Sophie found a new surgeon by researching through reputable websites – rather than through people promoted by influencers on Instagram.
But there’s been a complication.
“I can’t completely take the silicone out. I have to replace it with new, smaller silicone,” she says.
“The new consultation that I’ve been to, they suspect that the silicone that I have are actually breast implants.
“Obviously, that’s not a good thing.”
She’s also re-thought the “luxury package” that came along with her surgery in Turkey.
“When you go to the doctor you’re supposed to be in and out and being taken care of by yourself.
“They shouldn’t have to sell you that fantasy of all the luxury around it.”
Sophie says she’d undergo the procedure again with a better surgeon.
But at the moment she’s focused on having what’s already in there reduced to something as “small and natural-looking as it can go”.
“I don’t regret having an augmentation,” she says. “It’s just that the augmentation that was put into me wasn’t fitted for me.
“So it’s not the surgery, it’s just the amount, I guess.”

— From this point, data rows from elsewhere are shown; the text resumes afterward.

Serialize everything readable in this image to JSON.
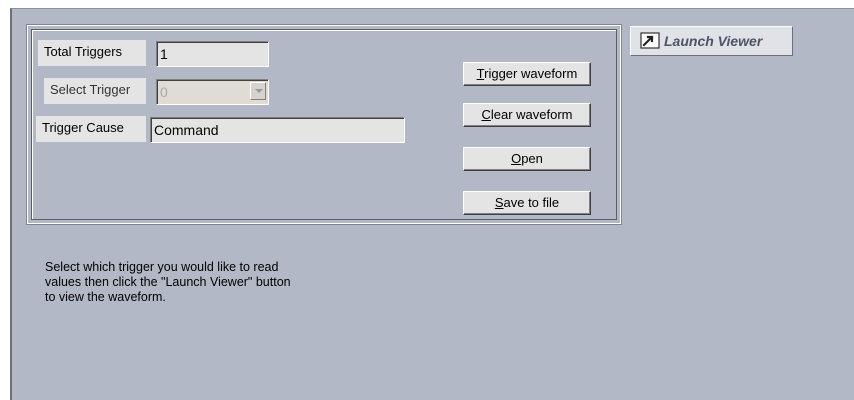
{
  "form": {
    "total_triggers": {
      "label": "Total Triggers",
      "value": "1"
    },
    "select_trigger": {
      "label": "Select Trigger",
      "value": "0"
    },
    "trigger_cause": {
      "label": "Trigger Cause",
      "value": "Command"
    }
  },
  "buttons": {
    "trigger_waveform": {
      "mnemonic": "T",
      "rest": "rigger waveform"
    },
    "clear_waveform": {
      "mnemonic": "C",
      "rest": "lear waveform"
    },
    "open": {
      "mnemonic": "O",
      "rest": "pen"
    },
    "save_to_file": {
      "mnemonic": "S",
      "rest": "ave to file"
    }
  },
  "launch_viewer": {
    "label": "Launch Viewer",
    "icon": "launch-arrow-icon"
  },
  "help": {
    "line1": "Select which trigger you would like to read",
    "line2": "values then click the \"Launch Viewer\" button",
    "line3": "to view the waveform."
  },
  "colors": {
    "panel_bg": "#b2b8c6",
    "control_bg": "#e4e4e4",
    "launch_text": "#4d5566"
  }
}
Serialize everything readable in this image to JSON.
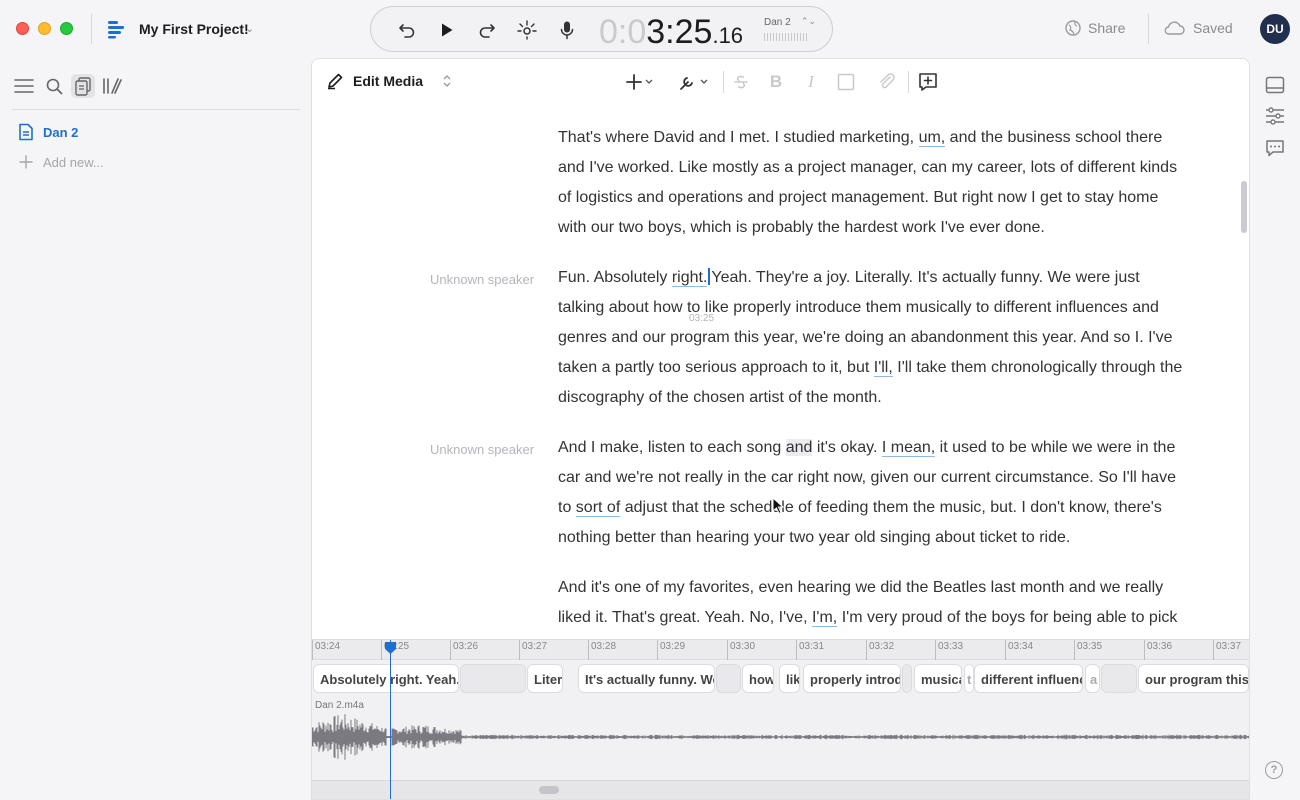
{
  "window": {
    "project_title": "My First Project!",
    "project_chevron_icon": "chevron-down-icon"
  },
  "transport": {
    "timecode_dim": "0:0",
    "timecode_main": "3:25",
    "timecode_frac": ".16",
    "track_name": "Dan 2",
    "track_arrows": "⌃⌄"
  },
  "header": {
    "share_label": "Share",
    "saved_label": "Saved",
    "avatar_initials": "DU"
  },
  "sidebar": {
    "document": "Dan 2",
    "add_new": "Add new..."
  },
  "toolbar": {
    "edit_mode_label": "Edit Media"
  },
  "transcript": {
    "caret_time": "03:25",
    "paragraphs": [
      {
        "speaker": "",
        "text": "That's where David and I met. I studied marketing, um, and the business school there and I've worked. Like mostly as a project manager, can my career, lots of different kinds of logistics and operations and project management. But right now I get to stay home with our two boys, which is probably the hardest work I've ever done."
      },
      {
        "speaker": "Unknown speaker",
        "text": "Fun. Absolutely right. Yeah. They're a joy. Literally. It's actually funny. We were just talking about how to like properly introduce them musically to different influences and genres and our program this year, we're doing an abandonment this year. And so I. I've taken a partly too serious approach to it, but I'll, I'll take them chronologically through the discography of the chosen artist of the month."
      },
      {
        "speaker": "Unknown speaker",
        "text": "And I make, listen to each song and it's okay. I mean, it used to be while we were in the car and we're not really in the car right now, given our current circumstance. So I'll have to sort of adjust that the schedule of feeding them the music, but. I don't know, there's nothing better than hearing your two year old singing about ticket to ride."
      },
      {
        "speaker": "",
        "text": "And it's one of my favorites, even hearing we did the Beatles last month and we really liked it. That's great. Yeah. No, I've, I'm, I'm very proud of the boys for being able to pick up on so"
      }
    ]
  },
  "timeline": {
    "ticks": [
      "03:24",
      "03:25",
      "03:26",
      "03:27",
      "03:28",
      "03:29",
      "03:30",
      "03:31",
      "03:32",
      "03:33",
      "03:34",
      "03:35",
      "03:36",
      "03:37"
    ],
    "word_chips": [
      "Absolutely right. Yeah.",
      "",
      "Liter",
      "It's actually funny. We",
      "",
      "how",
      "lik",
      "properly introd",
      "",
      "musica",
      "t",
      "different influenc",
      "a",
      "",
      "our program this"
    ],
    "audio_label": "Dan 2.m4a"
  },
  "colors": {
    "accent": "#1d6fd1",
    "underline": "#8fb9e8",
    "avatar_bg": "#1f2f4d"
  }
}
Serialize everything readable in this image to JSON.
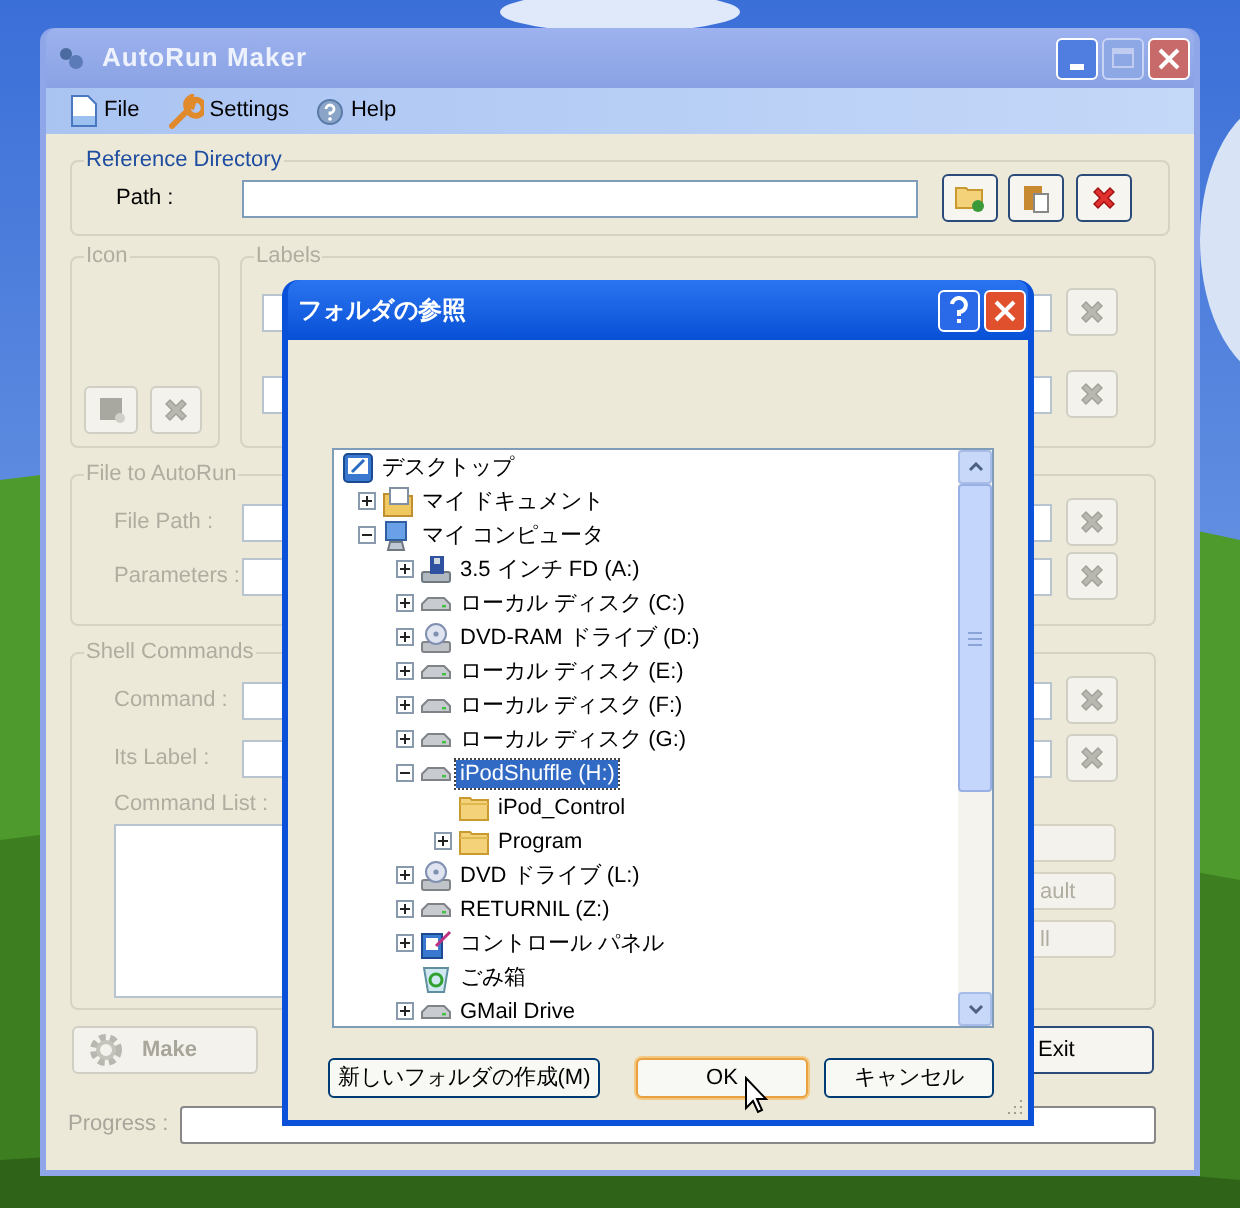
{
  "window": {
    "title": "AutoRun Maker",
    "menu": [
      {
        "label": "File",
        "kind": "file"
      },
      {
        "label": "Settings",
        "kind": "settings"
      },
      {
        "label": "Help",
        "kind": "help"
      }
    ]
  },
  "reference_directory": {
    "legend": "Reference Directory",
    "disabled": false,
    "path_label": "Path :"
  },
  "icon_group": {
    "legend": "Icon",
    "disabled": true
  },
  "labels_group": {
    "legend": "Labels",
    "disabled": true
  },
  "file_group": {
    "legend": "File to AutoRun",
    "disabled": true,
    "fields": [
      {
        "label": "File Path :"
      },
      {
        "label": "Parameters :"
      }
    ]
  },
  "shell_group": {
    "legend": "Shell Commands",
    "disabled": true,
    "fields": [
      {
        "label": "Command :"
      },
      {
        "label": "Its Label :"
      }
    ],
    "list_label": "Command List :",
    "side_buttons": [
      "ault",
      "ll"
    ]
  },
  "make_button": {
    "label": "Make",
    "disabled": true
  },
  "exit_button": {
    "label": "Exit"
  },
  "progress": {
    "label": "Progress :",
    "level": 0
  },
  "dialog": {
    "title": "フォルダの参照",
    "tree": [
      {
        "label": "デスクトップ",
        "kind": "desktop",
        "selected": false,
        "children": [
          {
            "label": "マイ ドキュメント",
            "kind": "documents",
            "expanded": false,
            "selected": false
          },
          {
            "label": "マイ コンピュータ",
            "kind": "computer",
            "expanded": true,
            "selected": false,
            "children": [
              {
                "label": "3.5 インチ FD (A:)",
                "kind": "floppy",
                "expanded": false,
                "selected": false
              },
              {
                "label": "ローカル ディスク (C:)",
                "kind": "drive",
                "expanded": false,
                "selected": false
              },
              {
                "label": "DVD-RAM ドライブ (D:)",
                "kind": "disc",
                "expanded": false,
                "selected": false
              },
              {
                "label": "ローカル ディスク (E:)",
                "kind": "drive",
                "expanded": false,
                "selected": false
              },
              {
                "label": "ローカル ディスク (F:)",
                "kind": "drive",
                "expanded": false,
                "selected": false
              },
              {
                "label": "ローカル ディスク (G:)",
                "kind": "drive",
                "expanded": false,
                "selected": false
              },
              {
                "label": "iPodShuffle (H:)",
                "kind": "drive",
                "expanded": true,
                "selected": true,
                "children": [
                  {
                    "label": "iPod_Control",
                    "kind": "folder",
                    "selected": false
                  },
                  {
                    "label": "Program",
                    "kind": "folder",
                    "expanded": false,
                    "selected": false
                  }
                ]
              },
              {
                "label": "DVD ドライブ (L:)",
                "kind": "disc",
                "expanded": false,
                "selected": false
              },
              {
                "label": "RETURNIL (Z:)",
                "kind": "drive",
                "expanded": false,
                "selected": false
              },
              {
                "label": "コントロール パネル",
                "kind": "control",
                "expanded": false,
                "selected": false
              },
              {
                "label": "ごみ箱",
                "kind": "recycle",
                "selected": false
              },
              {
                "label": "GMail Drive",
                "kind": "drive",
                "expanded": false,
                "selected": false
              }
            ]
          }
        ]
      }
    ],
    "buttons": [
      {
        "label": "新しいフォルダの作成(M)",
        "focused": false
      },
      {
        "label": "OK",
        "focused": true
      },
      {
        "label": "キャンセル",
        "focused": false
      }
    ]
  }
}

She says her biggest regret is that she “didn’t put more effort into research”.
“It’s important to be open about it so that people don’t fall into the same trap that I fell in.
“I don’t want to warn anyone not to do anything. People have to do whatever they want to do.
“But if I can help a sister or two, that would be great. And the best advice I have is do your research. Don’t rush into anything.
“And if it’s cheap, it’s probably not worth it.”
Baaps President Simon Withey has previously said that “vulnerable” patients are “openly being targeted” through social media and the internet to travel abroad for cheaper cosmetic surgery – and the trend is likely to rise.
“The outcome of having these operations away from home can be devastating. It’s not just medical history than needs evaluating, but also mental health screening, which we take very seriously at the Baaps.”
Baaps warns against “cosmetic surgery tourism” and says the “standard of care is not equivalent in every country”.